(Stored data)
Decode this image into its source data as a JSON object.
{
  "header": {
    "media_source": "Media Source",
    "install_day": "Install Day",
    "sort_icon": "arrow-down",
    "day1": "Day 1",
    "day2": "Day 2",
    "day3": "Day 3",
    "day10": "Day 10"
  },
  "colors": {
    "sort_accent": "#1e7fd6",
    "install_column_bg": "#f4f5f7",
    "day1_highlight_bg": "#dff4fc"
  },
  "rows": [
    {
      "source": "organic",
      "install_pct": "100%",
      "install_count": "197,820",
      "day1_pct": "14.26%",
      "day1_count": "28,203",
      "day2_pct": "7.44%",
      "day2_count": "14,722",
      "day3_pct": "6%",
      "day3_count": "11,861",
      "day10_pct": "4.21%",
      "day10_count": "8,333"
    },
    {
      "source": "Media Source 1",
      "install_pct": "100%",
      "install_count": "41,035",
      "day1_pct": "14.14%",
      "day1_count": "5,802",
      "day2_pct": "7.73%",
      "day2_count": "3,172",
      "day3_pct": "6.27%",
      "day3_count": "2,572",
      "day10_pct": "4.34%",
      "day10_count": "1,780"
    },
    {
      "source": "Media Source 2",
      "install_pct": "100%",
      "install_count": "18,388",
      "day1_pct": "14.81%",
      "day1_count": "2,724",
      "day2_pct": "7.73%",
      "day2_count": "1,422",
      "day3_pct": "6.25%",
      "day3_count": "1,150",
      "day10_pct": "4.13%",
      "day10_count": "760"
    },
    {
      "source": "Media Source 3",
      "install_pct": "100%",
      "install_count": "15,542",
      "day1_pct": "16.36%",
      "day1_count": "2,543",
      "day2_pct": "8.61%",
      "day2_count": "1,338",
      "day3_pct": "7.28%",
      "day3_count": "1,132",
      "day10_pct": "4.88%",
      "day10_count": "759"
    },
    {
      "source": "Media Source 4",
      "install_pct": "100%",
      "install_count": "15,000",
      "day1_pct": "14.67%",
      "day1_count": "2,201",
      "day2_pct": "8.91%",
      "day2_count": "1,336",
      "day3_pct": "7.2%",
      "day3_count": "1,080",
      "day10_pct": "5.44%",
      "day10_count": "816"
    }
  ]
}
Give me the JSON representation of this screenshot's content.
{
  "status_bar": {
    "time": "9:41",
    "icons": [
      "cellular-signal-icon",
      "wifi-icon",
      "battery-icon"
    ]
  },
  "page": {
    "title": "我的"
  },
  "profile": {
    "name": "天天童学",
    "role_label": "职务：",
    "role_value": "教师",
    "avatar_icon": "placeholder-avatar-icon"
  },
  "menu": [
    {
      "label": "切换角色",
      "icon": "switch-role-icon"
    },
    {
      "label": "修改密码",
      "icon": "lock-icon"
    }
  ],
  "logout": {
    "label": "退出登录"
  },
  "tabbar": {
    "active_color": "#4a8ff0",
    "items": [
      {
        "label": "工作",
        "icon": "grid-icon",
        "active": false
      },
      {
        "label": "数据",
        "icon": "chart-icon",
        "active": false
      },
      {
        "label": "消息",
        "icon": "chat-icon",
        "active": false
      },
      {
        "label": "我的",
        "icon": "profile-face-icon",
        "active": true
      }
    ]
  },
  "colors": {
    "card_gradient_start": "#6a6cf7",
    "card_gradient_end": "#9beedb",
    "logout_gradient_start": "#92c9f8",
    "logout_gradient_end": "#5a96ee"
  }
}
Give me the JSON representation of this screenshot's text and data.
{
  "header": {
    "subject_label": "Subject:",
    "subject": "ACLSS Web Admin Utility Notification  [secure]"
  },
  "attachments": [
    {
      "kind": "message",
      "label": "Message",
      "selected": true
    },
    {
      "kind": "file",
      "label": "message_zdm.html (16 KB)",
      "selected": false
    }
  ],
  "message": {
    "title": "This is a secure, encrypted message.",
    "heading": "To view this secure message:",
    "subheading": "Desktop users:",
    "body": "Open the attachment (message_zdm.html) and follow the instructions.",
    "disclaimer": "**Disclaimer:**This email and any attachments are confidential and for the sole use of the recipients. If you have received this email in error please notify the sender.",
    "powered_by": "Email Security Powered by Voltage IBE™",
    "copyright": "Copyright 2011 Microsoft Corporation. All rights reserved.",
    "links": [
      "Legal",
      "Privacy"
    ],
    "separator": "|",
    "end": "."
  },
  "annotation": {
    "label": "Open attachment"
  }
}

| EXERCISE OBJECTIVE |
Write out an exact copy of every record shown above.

| SOLUTION BELOW |
Decode this image into its source data as a JSON object.
{
  "header": {
    "media_source": "Media Source",
    "install_day": "Install Day",
    "sort_icon": "arrow-down",
    "day1": "Day 1",
    "day2": "Day 2",
    "day3": "Day 3",
    "day10": "Day 10"
  },
  "colors": {
    "sort_accent": "#1e7fd6",
    "install_column_bg": "#f4f5f7",
    "day1_highlight_bg": "#dff4fc"
  },
  "rows": [
    {
      "source": "organic",
      "install_pct": "100%",
      "install_count": "197,820",
      "day1_pct": "14.26%",
      "day1_count": "28,203",
      "day2_pct": "7.44%",
      "day2_count": "14,722",
      "day3_pct": "6%",
      "day3_count": "11,861",
      "day10_pct": "4.21%",
      "day10_count": "8,333"
    },
    {
      "source": "Media Source 1",
      "install_pct": "100%",
      "install_count": "41,035",
      "day1_pct": "14.14%",
      "day1_count": "5,802",
      "day2_pct": "7.73%",
      "day2_count": "3,172",
      "day3_pct": "6.27%",
      "day3_count": "2,572",
      "day10_pct": "4.34%",
      "day10_count": "1,780"
    },
    {
      "source": "Media Source 2",
      "install_pct": "100%",
      "install_count": "18,388",
      "day1_pct": "14.81%",
      "day1_count": "2,724",
      "day2_pct": "7.73%",
      "day2_count": "1,422",
      "day3_pct": "6.25%",
      "day3_count": "1,150",
      "day10_pct": "4.13%",
      "day10_count": "760"
    },
    {
      "source": "Media Source 3",
      "install_pct": "100%",
      "install_count": "15,542",
      "day1_pct": "16.36%",
      "day1_count": "2,543",
      "day2_pct": "8.61%",
      "day2_count": "1,338",
      "day3_pct": "7.28%",
      "day3_count": "1,132",
      "day10_pct": "4.88%",
      "day10_count": "759"
    },
    {
      "source": "Media Source 4",
      "install_pct": "100%",
      "install_count": "15,000",
      "day1_pct": "14.67%",
      "day1_count": "2,201",
      "day2_pct": "8.91%",
      "day2_count": "1,336",
      "day3_pct": "7.2%",
      "day3_count": "1,080",
      "day10_pct": "5.44%",
      "day10_count": "816"
    }
  ]
}
Give me the JSON representation of this screenshot's content.
{
  "status_bar": {
    "time": "9:41",
    "icons": [
      "cellular-signal-icon",
      "wifi-icon",
      "battery-icon"
    ]
  },
  "page": {
    "title": "我的"
  },
  "profile": {
    "name": "天天童学",
    "role_label": "职务：",
    "role_value": "教师",
    "avatar_icon": "placeholder-avatar-icon"
  },
  "menu": [
    {
      "label": "切换角色",
      "icon": "switch-role-icon"
    },
    {
      "label": "修改密码",
      "icon": "lock-icon"
    }
  ],
  "logout": {
    "label": "退出登录"
  },
  "tabbar": {
    "active_color": "#4a8ff0",
    "items": [
      {
        "label": "工作",
        "icon": "grid-icon",
        "active": false
      },
      {
        "label": "数据",
        "icon": "chart-icon",
        "active": false
      },
      {
        "label": "消息",
        "icon": "chat-icon",
        "active": false
      },
      {
        "label": "我的",
        "icon": "profile-face-icon",
        "active": true
      }
    ]
  },
  "colors": {
    "card_gradient_start": "#6a6cf7",
    "card_gradient_end": "#9beedb",
    "logout_gradient_start": "#92c9f8",
    "logout_gradient_end": "#5a96ee"
  }
}
Give me the JSON representation of this screenshot's text and data.
{
  "header": {
    "subject_label": "Subject:",
    "subject": "ACLSS Web Admin Utility Notification  [secure]"
  },
  "attachments": [
    {
      "kind": "message",
      "label": "Message",
      "selected": true
    },
    {
      "kind": "file",
      "label": "message_zdm.html (16 KB)",
      "selected": false
    }
  ],
  "message": {
    "title": "This is a secure, encrypted message.",
    "heading": "To view this secure message:",
    "subheading": "Desktop users:",
    "body": "Open the attachment (message_zdm.html) and follow the instructions.",
    "disclaimer": "**Disclaimer:**This email and any attachments are confidential and for the sole use of the recipients. If you have received this email in error please notify the sender.",
    "powered_by": "Email Security Powered by Voltage IBE™",
    "copyright": "Copyright 2011 Microsoft Corporation. All rights reserved.",
    "links": [
      "Legal",
      "Privacy"
    ],
    "separator": "|",
    "end": "."
  },
  "annotation": {
    "label": "Open attachment"
  }
}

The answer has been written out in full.